As with many health conditions, desirable levels of cholesterol are achieved through good diet and exercise. 

Aging is when people’s less-informed lifestyle choices catch up to them. The choice to smoke cigarettes or not participate in an active lifestyle can weigh heavily on the body after years of such improper use. Removing the dangerous effects of these choices, or reversing the results of disabilities or diseases which make active living difficult, is harder the older a person is. In order to answer the unique challenge of repairing damage in an aging body, doctors need to be involved, and support must be provided for the necessary changes to take place.

Many seniors and their families also grapple with a huge factor in determining their health: lack of money. Being unable to spend time being active, or unable to eat truly healthy foods, as well as a lack of access to doctors and treatments for underlying conditions, can all make cholesterol a dangerous threat to good health for a senior. If seniors cannot pay for medications, doctor’s visits, blood tests, and the ingredients for a healthy lifestyle, it is difficult or impossible to get them to manage their cholesterol levels properly. Such seniors and/or their caregivers should seek out federal and community programs to help support efforts to keep the seniors healthy in spite of financial constraints.

Overall, the best answer to the question of cholesterol levels is to talk with a doctor who is familiar with the senior’s health and discuss what options are best. No single miracle food, exercise regimen, or medication will remedy the problem of unbalanced cholesterol, but information, planning, and action will make large headway in prolonging the life and health of seniors.


American Heart Association. (March 23, 2016.). Good vs. Bad Cholesterol. Available at Retrieved May 5, 2016.

Centers for Disease Control and Prevention. LDL and HDL: “Bad” and “Good” Cholesterol. Available at Retrieved May 5, 2016.

Colpo, Anthony. (2005). LDL Cholesterol: “Bad” Cholesterol, or Bad Science? Journal of American Physicians and Surgeons, (10)3: 83-89. Available at Retrieved May 5, 2016.
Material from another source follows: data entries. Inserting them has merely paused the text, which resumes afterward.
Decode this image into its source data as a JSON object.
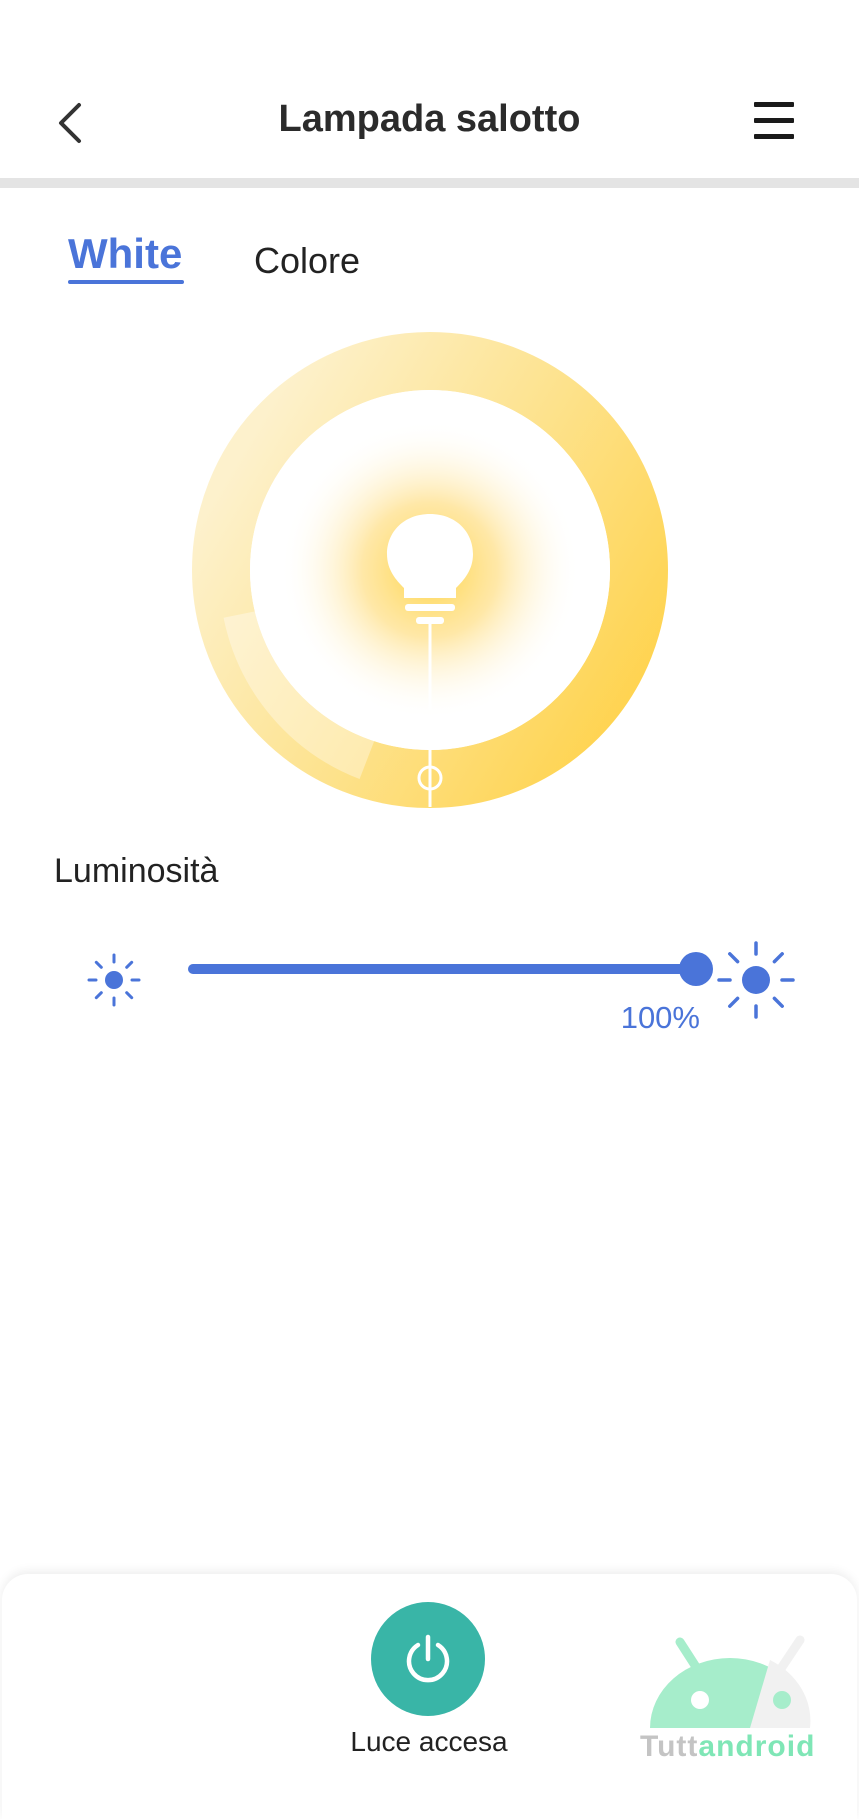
{
  "header": {
    "title": "Lampada salotto",
    "back_icon": "chevron-left-icon",
    "menu_icon": "hamburger-menu-icon"
  },
  "tabs": [
    {
      "label": "White",
      "active": true
    },
    {
      "label": "Colore",
      "active": false
    }
  ],
  "color_temperature": {
    "icon": "lightbulb-icon",
    "ring_colors": [
      "#fdf1cc",
      "#fde28c",
      "#ffd24a"
    ]
  },
  "brightness": {
    "label": "Luminosità",
    "value_text": "100%",
    "value_fraction": 1.0,
    "min_icon": "sun-small-icon",
    "max_icon": "sun-large-icon"
  },
  "power": {
    "label": "Luce accesa",
    "icon": "power-icon",
    "color": "#39b5a7"
  },
  "watermark": {
    "part1": "Tutt",
    "part2": "android"
  },
  "colors": {
    "accent": "#4a74d9",
    "power": "#39b5a7"
  }
}
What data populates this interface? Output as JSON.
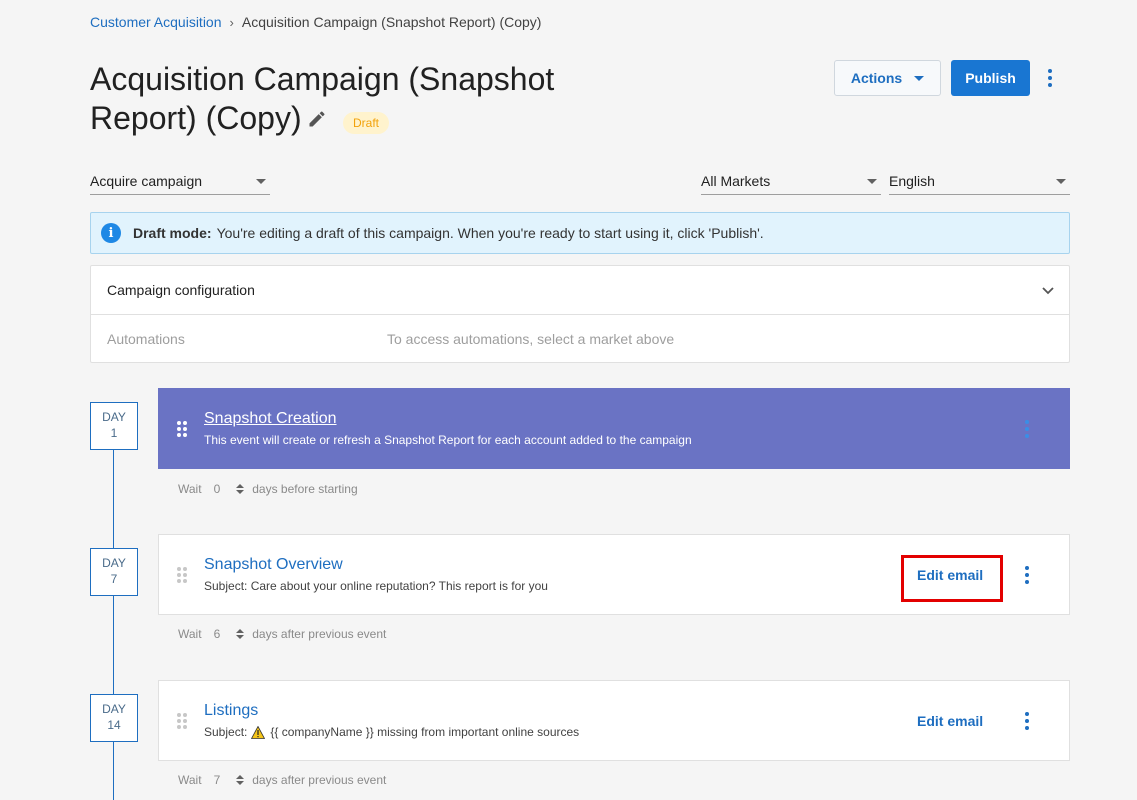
{
  "breadcrumb": {
    "parent": "Customer Acquisition",
    "separator": "›",
    "current": "Acquisition Campaign (Snapshot Report) (Copy)"
  },
  "page": {
    "title": "Acquisition Campaign (Snapshot Report) (Copy)",
    "status_badge": "Draft"
  },
  "header_actions": {
    "actions_label": "Actions",
    "publish_label": "Publish"
  },
  "filters": {
    "campaign_type": "Acquire campaign",
    "market": "All Markets",
    "language": "English"
  },
  "banner": {
    "bold": "Draft mode:",
    "text": "You're editing a draft of this campaign. When you're ready to start using it, click 'Publish'."
  },
  "config": {
    "label": "Campaign configuration",
    "automations_label": "Automations",
    "automations_message": "To access automations, select a market above"
  },
  "events": [
    {
      "day_label": "DAY",
      "day": "1",
      "title": "Snapshot Creation",
      "subtitle": "This event will create or refresh a Snapshot Report for each account added to the campaign",
      "wait_label": "Wait",
      "wait_value": "0",
      "wait_suffix": "days before starting"
    },
    {
      "day_label": "DAY",
      "day": "7",
      "title": "Snapshot Overview",
      "subject_prefix": "Subject:",
      "subject": "Care about your online reputation? This report is for you",
      "edit_label": "Edit email",
      "wait_label": "Wait",
      "wait_value": "6",
      "wait_suffix": "days after previous event"
    },
    {
      "day_label": "DAY",
      "day": "14",
      "title": "Listings",
      "subject_prefix": "Subject:",
      "subject": "{{ companyName }} missing from important online sources",
      "edit_label": "Edit email",
      "wait_label": "Wait",
      "wait_value": "7",
      "wait_suffix": "days after previous event"
    }
  ],
  "colors": {
    "accent": "#1976d2",
    "link": "#1e6ec0",
    "highlight_card": "#6a73c4",
    "draft_badge_bg": "#fff3cd",
    "draft_badge_text": "#f2a20b",
    "banner_bg": "#e1f3fd",
    "annotation_box": "#e30000"
  }
}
Garrett, Mario D. Cholesterol and Our Aging Brain. (February 9, 2014.) Psychology Today, Available at Retrieved May 5, 2016.

Mayo Clinic Staff. High Cholesterol: Symptoms and Causes. Available at Retrieved May 5, 2016.

Muldoon, M.F., Barger, S. D., Ryan, C. M., Flory, J.D., Lehoczky, J.P., Matthews, K. A., Manuck, S. B. (2000). Effects of lovastatin on cognitive function and psychological well-being. The American Journal of Medicine, 108(7): 538-546. Available at Retrieved June 6, 2016.

Newschaffer, C. J., Bush, T.L., and Hale, W. E.  (1992). Aging and Total Cholesterol Levels: Cohort, Period, and Survivorship Effects. American Journal of Epidemiology, 136(1): 23-24. Available at Retrieved May 5, 2016.

National Institute of Health. Cholesterol Levels: What You Need to Know. Medline Plus, Summer 2012. Available at Retrieved May 5, 2016.

Schwartz, Jay. (August 16, 2013). Normal Cholesterol Levels by Age. Available at Retrieved 6/17/2016.

Toth, Peter P. (2005). The “Good Cholesterol”: High-Density Lipoprotein. Circulation, 2005. American Heart Association. Available at Retrieved May 5, 2016.